### WHAT THIS TASK INVOLVES
Take the entries that follow and write them out again, word for word.

----- DATA SUPPLIED -----

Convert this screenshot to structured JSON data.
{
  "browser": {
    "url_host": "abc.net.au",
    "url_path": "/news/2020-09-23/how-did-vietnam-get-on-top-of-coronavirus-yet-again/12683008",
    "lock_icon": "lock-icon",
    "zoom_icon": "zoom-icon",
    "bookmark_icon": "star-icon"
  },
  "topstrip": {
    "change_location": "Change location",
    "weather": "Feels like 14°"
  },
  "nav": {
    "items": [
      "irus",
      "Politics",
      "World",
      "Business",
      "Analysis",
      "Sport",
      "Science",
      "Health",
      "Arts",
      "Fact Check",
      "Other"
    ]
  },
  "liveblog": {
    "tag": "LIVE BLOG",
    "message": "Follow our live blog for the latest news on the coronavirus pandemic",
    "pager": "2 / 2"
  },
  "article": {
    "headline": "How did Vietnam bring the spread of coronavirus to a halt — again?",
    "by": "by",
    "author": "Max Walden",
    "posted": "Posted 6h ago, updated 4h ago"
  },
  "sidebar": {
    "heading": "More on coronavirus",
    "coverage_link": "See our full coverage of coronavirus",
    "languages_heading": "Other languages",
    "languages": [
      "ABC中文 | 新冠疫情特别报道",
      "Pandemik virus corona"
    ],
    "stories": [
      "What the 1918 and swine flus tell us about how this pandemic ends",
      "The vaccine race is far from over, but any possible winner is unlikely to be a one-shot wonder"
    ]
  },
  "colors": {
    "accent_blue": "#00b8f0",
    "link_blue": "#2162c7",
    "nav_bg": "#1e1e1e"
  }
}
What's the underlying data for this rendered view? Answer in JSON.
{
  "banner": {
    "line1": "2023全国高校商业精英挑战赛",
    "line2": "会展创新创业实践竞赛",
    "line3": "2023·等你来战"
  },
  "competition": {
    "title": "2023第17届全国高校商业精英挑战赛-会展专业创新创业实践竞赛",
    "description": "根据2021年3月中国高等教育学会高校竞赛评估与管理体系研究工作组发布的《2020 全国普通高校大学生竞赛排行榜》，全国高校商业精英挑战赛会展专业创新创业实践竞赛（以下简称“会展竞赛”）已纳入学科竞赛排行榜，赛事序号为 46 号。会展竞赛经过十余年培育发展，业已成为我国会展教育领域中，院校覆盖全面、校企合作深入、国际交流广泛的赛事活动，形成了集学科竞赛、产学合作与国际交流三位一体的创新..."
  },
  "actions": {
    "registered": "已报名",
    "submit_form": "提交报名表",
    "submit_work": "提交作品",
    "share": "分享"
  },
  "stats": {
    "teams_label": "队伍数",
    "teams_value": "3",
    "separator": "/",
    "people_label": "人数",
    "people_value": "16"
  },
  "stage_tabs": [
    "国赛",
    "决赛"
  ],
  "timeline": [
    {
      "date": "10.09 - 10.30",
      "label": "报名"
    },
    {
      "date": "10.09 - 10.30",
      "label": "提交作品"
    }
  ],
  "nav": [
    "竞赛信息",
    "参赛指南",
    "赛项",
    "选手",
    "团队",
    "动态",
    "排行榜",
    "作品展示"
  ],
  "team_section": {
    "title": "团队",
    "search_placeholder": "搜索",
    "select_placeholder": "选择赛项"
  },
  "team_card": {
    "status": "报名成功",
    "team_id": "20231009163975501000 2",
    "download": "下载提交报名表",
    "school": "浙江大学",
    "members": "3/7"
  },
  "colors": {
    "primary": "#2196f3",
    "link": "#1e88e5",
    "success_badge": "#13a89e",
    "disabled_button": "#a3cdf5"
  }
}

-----

### ANSWER BELOW
Convert this screenshot to structured JSON data.
{
  "browser": {
    "url_host": "abc.net.au",
    "url_path": "/news/2020-09-23/how-did-vietnam-get-on-top-of-coronavirus-yet-again/12683008",
    "lock_icon": "lock-icon",
    "zoom_icon": "zoom-icon",
    "bookmark_icon": "star-icon"
  },
  "topstrip": {
    "change_location": "Change location",
    "weather": "Feels like 14°"
  },
  "nav": {
    "items": [
      "irus",
      "Politics",
      "World",
      "Business",
      "Analysis",
      "Sport",
      "Science",
      "Health",
      "Arts",
      "Fact Check",
      "Other"
    ]
  },
  "liveblog": {
    "tag": "LIVE BLOG",
    "message": "Follow our live blog for the latest news on the coronavirus pandemic",
    "pager": "2 / 2"
  },
  "article": {
    "headline": "How did Vietnam bring the spread of coronavirus to a halt — again?",
    "by": "by",
    "author": "Max Walden",
    "posted": "Posted 6h ago, updated 4h ago"
  },
  "sidebar": {
    "heading": "More on coronavirus",
    "coverage_link": "See our full coverage of coronavirus",
    "languages_heading": "Other languages",
    "languages": [
      "ABC中文 | 新冠疫情特别报道",
      "Pandemik virus corona"
    ],
    "stories": [
      "What the 1918 and swine flus tell us about how this pandemic ends",
      "The vaccine race is far from over, but any possible winner is unlikely to be a one-shot wonder"
    ]
  },
  "colors": {
    "accent_blue": "#00b8f0",
    "link_blue": "#2162c7",
    "nav_bg": "#1e1e1e"
  }
}
What's the underlying data for this rendered view? Answer in JSON.
{
  "banner": {
    "line1": "2023全国高校商业精英挑战赛",
    "line2": "会展创新创业实践竞赛",
    "line3": "2023·等你来战"
  },
  "competition": {
    "title": "2023第17届全国高校商业精英挑战赛-会展专业创新创业实践竞赛",
    "description": "根据2021年3月中国高等教育学会高校竞赛评估与管理体系研究工作组发布的《2020 全国普通高校大学生竞赛排行榜》，全国高校商业精英挑战赛会展专业创新创业实践竞赛（以下简称“会展竞赛”）已纳入学科竞赛排行榜，赛事序号为 46 号。会展竞赛经过十余年培育发展，业已成为我国会展教育领域中，院校覆盖全面、校企合作深入、国际交流广泛的赛事活动，形成了集学科竞赛、产学合作与国际交流三位一体的创新..."
  },
  "actions": {
    "registered": "已报名",
    "submit_form": "提交报名表",
    "submit_work": "提交作品",
    "share": "分享"
  },
  "stats": {
    "teams_label": "队伍数",
    "teams_value": "3",
    "separator": "/",
    "people_label": "人数",
    "people_value": "16"
  },
  "stage_tabs": [
    "国赛",
    "决赛"
  ],
  "timeline": [
    {
      "date": "10.09 - 10.30",
      "label": "报名"
    },
    {
      "date": "10.09 - 10.30",
      "label": "提交作品"
    }
  ],
  "nav": [
    "竞赛信息",
    "参赛指南",
    "赛项",
    "选手",
    "团队",
    "动态",
    "排行榜",
    "作品展示"
  ],
  "team_section": {
    "title": "团队",
    "search_placeholder": "搜索",
    "select_placeholder": "选择赛项"
  },
  "team_card": {
    "status": "报名成功",
    "team_id": "20231009163975501000 2",
    "download": "下载提交报名表",
    "school": "浙江大学",
    "members": "3/7"
  },
  "colors": {
    "primary": "#2196f3",
    "link": "#1e88e5",
    "success_badge": "#13a89e",
    "disabled_button": "#a3cdf5"
  }
}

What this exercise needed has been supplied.